So how does this relate to ECM then? Well, I guess many of us ECM-evangelists (or ”Ninjas” I heard today) have been in endless meetings and briefings explaining the value of metadata and the whole ”context-infrastructure” around each object in an ECM-system that can hold fine-grained permissions, lifecycles, processess, renditions and so forth. I have even found myself explaining the ECM concept using the iTunes as an analogue. You tag the songs with metadata and access them through playlists which is in essence virtual folders where each song can be viewable in many playlists. That is the same concept as the ”Show in folder” flag in Documentum. Metadata can even power Smart Playlists which in essence is just a saved search query – something we have added as a customization in Documentum Digital Asset Manager (DAM). So in essence the iTunes Library (should be call it a repository 🙂 is a lightversion of an ECM-system. Before continuing I really wonder why I have to customize Documentum to get the GUI-features that iTunes provide…?
So iTunes abstracts away the folder-based file system on a Mac or Windows PC but as long as you are using Mac OS X or Windows the file system is still there right. Some people even get really frustrated by iTunes and just can’t get around their head that there is no need to move files around manually when synching them to iPhone OS-powered devices. And here comes the beauty, in these devices there are no folder-based file system to access. Just the iPod App for music, the Photos App for photos and so forth. All your content is suddenly displayed in context and filtered out based on metadata and that App’s specific usage.

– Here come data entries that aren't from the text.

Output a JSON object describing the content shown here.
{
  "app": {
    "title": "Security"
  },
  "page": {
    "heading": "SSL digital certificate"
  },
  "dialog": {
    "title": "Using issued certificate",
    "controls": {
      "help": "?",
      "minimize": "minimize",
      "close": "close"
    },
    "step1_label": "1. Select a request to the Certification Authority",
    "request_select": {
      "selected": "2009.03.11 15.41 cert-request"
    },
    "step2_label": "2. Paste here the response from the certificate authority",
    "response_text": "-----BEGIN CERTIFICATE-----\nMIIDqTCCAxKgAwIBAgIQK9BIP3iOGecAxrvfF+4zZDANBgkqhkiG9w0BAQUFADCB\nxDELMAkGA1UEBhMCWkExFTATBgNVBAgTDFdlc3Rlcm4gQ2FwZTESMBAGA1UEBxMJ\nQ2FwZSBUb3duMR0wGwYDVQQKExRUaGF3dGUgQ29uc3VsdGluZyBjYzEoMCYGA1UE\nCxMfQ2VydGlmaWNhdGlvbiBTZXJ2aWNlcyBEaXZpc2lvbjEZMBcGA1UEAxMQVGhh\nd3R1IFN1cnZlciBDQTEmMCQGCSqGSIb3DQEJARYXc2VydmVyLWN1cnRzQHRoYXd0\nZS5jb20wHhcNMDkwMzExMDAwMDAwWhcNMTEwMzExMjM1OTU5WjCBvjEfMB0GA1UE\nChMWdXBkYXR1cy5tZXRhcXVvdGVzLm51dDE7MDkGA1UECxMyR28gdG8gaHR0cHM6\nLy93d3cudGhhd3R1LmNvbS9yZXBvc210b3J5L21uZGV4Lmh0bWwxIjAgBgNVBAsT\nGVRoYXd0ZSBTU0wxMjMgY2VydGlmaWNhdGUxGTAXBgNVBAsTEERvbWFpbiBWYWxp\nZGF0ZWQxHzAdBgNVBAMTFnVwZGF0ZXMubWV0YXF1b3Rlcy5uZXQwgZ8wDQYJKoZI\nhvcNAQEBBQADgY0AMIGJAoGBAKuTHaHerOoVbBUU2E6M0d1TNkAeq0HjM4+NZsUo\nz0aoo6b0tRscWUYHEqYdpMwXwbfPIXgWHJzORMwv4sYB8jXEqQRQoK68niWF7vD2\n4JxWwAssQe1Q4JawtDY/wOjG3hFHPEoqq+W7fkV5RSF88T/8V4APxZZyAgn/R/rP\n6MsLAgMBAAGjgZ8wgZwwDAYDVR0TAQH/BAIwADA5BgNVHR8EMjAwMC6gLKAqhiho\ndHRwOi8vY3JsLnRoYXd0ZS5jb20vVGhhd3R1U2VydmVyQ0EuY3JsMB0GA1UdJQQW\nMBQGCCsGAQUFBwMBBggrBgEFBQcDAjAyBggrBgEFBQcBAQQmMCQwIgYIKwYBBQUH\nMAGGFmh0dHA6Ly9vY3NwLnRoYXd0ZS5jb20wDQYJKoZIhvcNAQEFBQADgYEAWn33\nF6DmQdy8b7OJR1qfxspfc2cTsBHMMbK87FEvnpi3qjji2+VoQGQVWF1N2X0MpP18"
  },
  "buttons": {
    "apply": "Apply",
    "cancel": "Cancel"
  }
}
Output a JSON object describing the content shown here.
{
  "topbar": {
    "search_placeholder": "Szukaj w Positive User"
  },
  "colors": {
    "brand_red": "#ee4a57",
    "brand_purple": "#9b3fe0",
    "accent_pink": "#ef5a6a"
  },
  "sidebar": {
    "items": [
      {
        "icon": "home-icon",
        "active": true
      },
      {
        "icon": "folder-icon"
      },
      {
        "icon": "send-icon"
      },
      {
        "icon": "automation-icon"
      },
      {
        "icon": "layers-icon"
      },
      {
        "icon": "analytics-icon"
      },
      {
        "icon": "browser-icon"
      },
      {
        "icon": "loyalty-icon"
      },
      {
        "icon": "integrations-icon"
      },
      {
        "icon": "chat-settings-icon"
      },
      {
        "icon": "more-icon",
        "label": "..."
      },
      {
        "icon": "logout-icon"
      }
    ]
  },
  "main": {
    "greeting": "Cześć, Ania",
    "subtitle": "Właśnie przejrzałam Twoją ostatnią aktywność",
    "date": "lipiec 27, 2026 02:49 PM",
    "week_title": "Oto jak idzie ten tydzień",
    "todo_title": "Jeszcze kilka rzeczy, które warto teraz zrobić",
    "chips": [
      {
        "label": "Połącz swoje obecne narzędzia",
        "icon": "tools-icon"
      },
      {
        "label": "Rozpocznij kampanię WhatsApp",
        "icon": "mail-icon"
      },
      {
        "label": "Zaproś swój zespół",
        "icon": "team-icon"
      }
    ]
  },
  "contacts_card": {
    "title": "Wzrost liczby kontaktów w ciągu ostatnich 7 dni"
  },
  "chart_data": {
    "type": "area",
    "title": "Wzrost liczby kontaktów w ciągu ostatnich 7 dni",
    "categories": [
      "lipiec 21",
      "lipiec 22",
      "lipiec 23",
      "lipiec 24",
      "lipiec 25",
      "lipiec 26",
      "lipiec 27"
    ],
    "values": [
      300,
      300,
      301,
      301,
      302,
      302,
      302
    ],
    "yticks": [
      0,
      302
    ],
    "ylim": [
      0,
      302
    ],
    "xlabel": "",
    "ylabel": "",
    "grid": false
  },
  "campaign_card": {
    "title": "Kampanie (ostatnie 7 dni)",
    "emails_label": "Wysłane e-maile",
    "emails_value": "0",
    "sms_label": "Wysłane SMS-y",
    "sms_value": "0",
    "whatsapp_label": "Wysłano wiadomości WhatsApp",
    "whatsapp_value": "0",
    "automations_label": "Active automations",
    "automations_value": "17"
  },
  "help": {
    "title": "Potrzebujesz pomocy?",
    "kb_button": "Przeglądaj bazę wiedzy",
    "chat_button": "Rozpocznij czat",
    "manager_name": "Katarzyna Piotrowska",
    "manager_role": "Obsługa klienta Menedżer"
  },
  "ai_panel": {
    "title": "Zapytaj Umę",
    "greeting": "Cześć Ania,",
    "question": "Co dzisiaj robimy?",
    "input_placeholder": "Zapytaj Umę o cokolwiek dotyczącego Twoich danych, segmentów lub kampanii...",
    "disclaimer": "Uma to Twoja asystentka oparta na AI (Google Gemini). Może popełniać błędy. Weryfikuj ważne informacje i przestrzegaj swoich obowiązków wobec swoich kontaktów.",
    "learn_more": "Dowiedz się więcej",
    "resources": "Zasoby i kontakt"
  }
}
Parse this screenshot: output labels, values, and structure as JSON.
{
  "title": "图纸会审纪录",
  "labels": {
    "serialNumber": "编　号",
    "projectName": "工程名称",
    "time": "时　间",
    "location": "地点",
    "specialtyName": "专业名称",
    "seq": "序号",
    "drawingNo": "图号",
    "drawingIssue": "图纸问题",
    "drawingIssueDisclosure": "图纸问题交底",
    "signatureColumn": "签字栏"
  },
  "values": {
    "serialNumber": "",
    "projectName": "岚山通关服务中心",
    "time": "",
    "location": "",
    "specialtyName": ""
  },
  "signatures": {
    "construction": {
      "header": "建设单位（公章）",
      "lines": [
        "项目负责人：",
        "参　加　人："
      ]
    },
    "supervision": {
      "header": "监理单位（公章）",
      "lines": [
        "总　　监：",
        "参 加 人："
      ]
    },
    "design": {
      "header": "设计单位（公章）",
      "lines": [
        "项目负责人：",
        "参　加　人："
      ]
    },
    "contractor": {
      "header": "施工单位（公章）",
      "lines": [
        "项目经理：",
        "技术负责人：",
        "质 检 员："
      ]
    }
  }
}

To some degree that means that the whole concept of iPhone OS-based devices not only can make content delivery digital but it can provide a much better user interface that is powered by all these ECM-features that we love (and have a hard time explaining). Suddenly we have an information flow entirely based on metadata instead of folder names and file names. Maybe that will make ECM not only fun but also able to much more quickly explain the dreaded ”What’s in it for me question?”.
Now, can someone quickly write an iPad App for Documentum so I can make my point 🙂 It will be a killer app, believe me!